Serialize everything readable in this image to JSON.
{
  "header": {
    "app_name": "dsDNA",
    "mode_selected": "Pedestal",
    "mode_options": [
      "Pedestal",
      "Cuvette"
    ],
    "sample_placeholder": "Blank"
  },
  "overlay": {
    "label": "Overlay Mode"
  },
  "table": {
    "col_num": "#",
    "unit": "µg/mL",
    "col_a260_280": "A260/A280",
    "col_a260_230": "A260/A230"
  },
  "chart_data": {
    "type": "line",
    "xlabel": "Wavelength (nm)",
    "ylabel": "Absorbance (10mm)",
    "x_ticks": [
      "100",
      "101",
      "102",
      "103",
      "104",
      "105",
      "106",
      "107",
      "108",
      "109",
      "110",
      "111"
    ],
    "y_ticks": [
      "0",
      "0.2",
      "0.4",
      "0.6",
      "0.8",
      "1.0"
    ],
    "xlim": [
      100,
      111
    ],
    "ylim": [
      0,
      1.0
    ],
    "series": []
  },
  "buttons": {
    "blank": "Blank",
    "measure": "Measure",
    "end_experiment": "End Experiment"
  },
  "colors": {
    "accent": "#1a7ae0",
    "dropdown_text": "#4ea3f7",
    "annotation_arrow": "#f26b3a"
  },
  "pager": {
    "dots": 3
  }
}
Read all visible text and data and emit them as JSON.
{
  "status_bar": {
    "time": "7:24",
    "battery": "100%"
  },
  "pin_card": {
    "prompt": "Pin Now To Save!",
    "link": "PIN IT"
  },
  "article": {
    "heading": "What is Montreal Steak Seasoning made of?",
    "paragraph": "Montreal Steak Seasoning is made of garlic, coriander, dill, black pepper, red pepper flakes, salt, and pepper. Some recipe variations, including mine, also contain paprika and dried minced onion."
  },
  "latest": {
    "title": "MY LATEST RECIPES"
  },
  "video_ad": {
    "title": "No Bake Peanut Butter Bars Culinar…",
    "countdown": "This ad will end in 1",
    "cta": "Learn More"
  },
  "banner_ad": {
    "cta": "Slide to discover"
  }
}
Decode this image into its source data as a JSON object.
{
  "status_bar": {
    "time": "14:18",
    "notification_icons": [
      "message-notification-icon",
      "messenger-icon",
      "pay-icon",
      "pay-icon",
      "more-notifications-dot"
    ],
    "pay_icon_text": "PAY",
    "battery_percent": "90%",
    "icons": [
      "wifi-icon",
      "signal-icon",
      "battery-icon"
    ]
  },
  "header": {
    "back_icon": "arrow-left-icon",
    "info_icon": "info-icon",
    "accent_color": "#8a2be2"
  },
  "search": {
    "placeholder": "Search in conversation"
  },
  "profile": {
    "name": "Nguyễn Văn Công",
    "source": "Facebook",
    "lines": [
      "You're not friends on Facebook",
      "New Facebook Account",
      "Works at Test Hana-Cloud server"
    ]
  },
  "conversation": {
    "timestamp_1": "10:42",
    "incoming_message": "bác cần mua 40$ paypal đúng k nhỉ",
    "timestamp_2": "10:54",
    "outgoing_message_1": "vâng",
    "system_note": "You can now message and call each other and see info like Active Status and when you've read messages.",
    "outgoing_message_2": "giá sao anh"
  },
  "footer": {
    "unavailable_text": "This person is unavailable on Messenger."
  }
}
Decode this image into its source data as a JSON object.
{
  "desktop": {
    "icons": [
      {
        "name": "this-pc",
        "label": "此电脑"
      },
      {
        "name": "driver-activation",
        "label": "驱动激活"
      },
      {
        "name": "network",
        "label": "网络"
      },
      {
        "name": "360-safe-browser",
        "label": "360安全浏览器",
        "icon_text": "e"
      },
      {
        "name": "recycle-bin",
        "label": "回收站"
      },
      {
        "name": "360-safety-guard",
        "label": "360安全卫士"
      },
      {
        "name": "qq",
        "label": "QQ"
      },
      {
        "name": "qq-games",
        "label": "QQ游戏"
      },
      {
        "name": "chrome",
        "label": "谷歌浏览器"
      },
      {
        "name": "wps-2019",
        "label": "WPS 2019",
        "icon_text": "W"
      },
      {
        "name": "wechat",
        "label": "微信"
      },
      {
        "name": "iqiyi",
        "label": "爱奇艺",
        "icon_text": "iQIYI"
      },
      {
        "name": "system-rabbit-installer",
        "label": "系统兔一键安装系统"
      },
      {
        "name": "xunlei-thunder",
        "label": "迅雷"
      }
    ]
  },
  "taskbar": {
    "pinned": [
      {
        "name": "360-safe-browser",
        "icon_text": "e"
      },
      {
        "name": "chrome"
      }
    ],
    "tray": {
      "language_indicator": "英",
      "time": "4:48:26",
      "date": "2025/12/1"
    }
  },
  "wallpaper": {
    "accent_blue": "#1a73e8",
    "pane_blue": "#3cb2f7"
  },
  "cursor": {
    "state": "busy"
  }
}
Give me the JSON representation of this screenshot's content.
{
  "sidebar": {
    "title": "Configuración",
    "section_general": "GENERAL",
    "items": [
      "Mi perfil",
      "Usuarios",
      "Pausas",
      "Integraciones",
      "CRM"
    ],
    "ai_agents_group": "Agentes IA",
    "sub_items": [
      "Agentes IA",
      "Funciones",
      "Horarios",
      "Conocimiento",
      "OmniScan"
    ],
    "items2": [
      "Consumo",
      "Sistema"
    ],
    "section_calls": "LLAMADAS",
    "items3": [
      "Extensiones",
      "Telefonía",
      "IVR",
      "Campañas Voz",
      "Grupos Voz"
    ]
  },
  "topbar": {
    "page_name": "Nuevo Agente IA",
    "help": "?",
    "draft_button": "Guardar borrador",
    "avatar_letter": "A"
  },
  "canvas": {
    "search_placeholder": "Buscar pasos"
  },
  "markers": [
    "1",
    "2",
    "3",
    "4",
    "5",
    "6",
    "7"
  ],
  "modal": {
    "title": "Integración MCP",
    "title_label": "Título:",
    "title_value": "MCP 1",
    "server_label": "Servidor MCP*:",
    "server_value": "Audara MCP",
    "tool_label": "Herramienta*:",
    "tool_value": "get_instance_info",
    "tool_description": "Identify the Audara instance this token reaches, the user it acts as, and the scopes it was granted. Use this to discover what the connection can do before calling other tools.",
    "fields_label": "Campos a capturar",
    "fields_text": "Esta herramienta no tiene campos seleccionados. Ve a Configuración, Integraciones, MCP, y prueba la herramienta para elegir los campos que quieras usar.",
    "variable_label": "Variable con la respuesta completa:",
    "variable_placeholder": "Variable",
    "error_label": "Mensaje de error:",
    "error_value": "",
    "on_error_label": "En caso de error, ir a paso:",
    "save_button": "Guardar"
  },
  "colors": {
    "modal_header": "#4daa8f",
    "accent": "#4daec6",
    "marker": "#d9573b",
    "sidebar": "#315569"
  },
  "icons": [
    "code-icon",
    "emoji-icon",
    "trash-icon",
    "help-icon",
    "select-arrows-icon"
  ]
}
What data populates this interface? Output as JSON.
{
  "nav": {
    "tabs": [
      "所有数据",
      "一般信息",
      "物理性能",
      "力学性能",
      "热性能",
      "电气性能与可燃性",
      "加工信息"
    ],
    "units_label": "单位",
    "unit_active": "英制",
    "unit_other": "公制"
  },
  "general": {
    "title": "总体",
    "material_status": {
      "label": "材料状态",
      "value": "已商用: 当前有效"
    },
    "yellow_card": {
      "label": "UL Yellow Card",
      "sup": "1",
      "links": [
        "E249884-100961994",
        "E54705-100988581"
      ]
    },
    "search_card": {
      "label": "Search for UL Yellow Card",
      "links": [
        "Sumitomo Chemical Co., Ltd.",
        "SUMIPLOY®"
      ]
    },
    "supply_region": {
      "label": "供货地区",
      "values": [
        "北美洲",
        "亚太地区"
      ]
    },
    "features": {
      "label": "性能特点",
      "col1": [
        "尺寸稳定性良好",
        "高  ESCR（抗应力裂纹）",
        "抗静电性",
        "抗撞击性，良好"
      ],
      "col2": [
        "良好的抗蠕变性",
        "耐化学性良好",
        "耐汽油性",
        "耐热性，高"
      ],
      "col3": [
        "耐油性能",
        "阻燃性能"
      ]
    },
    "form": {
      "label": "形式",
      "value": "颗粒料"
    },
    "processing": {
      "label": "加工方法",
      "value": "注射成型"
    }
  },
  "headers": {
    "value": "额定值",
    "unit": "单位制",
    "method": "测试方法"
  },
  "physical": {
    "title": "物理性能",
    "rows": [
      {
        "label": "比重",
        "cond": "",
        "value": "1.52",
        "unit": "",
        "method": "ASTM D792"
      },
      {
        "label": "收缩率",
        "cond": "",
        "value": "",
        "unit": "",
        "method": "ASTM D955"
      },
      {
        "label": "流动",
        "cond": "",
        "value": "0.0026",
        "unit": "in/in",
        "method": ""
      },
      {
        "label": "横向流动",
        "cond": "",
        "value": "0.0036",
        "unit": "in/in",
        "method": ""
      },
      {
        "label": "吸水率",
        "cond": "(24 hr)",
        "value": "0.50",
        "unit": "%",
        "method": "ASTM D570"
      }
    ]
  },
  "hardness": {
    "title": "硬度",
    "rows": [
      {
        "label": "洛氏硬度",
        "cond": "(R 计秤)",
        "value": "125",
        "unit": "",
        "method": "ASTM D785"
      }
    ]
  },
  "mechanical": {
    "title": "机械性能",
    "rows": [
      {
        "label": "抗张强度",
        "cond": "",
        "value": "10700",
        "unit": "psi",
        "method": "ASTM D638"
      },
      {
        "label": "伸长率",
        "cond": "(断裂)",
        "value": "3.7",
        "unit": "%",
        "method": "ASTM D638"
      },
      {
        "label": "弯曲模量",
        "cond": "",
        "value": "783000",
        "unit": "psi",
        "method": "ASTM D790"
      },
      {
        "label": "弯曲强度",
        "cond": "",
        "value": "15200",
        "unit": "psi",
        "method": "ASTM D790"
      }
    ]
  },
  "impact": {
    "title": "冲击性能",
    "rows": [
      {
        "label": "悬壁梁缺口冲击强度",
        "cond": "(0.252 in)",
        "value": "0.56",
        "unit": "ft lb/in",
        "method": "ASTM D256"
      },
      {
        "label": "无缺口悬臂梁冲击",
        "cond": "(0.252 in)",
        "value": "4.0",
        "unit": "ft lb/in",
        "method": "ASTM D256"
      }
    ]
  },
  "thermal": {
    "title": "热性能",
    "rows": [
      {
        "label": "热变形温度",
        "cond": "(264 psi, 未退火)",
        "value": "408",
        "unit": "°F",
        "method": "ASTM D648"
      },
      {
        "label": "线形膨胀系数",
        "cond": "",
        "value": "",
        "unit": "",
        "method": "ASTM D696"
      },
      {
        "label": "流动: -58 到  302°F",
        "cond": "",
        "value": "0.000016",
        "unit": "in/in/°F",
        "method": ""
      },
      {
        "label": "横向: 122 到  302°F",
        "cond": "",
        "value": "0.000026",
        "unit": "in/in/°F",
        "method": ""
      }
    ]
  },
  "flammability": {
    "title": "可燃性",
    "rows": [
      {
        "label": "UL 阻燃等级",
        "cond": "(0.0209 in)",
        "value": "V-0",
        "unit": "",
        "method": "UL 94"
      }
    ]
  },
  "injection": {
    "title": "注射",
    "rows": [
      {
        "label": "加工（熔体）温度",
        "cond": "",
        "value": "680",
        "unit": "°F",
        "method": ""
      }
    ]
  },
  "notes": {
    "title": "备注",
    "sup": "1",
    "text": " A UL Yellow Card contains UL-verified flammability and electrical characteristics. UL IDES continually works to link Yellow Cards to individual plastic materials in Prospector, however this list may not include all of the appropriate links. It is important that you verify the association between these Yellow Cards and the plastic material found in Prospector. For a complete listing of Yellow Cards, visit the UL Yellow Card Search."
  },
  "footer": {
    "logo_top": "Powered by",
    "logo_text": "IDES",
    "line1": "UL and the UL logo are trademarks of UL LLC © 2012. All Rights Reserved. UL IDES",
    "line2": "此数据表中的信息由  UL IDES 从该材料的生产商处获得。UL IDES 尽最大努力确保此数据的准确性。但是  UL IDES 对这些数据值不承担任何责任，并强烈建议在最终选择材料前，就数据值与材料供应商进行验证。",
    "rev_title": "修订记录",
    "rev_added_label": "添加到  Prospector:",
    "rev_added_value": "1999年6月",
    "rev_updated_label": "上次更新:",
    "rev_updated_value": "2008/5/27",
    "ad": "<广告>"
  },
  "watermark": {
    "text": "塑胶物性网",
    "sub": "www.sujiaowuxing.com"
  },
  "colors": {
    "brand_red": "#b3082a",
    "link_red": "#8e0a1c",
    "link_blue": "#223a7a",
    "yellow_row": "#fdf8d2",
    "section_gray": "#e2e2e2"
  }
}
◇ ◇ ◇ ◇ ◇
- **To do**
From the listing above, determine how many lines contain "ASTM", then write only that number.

- **Task output**
12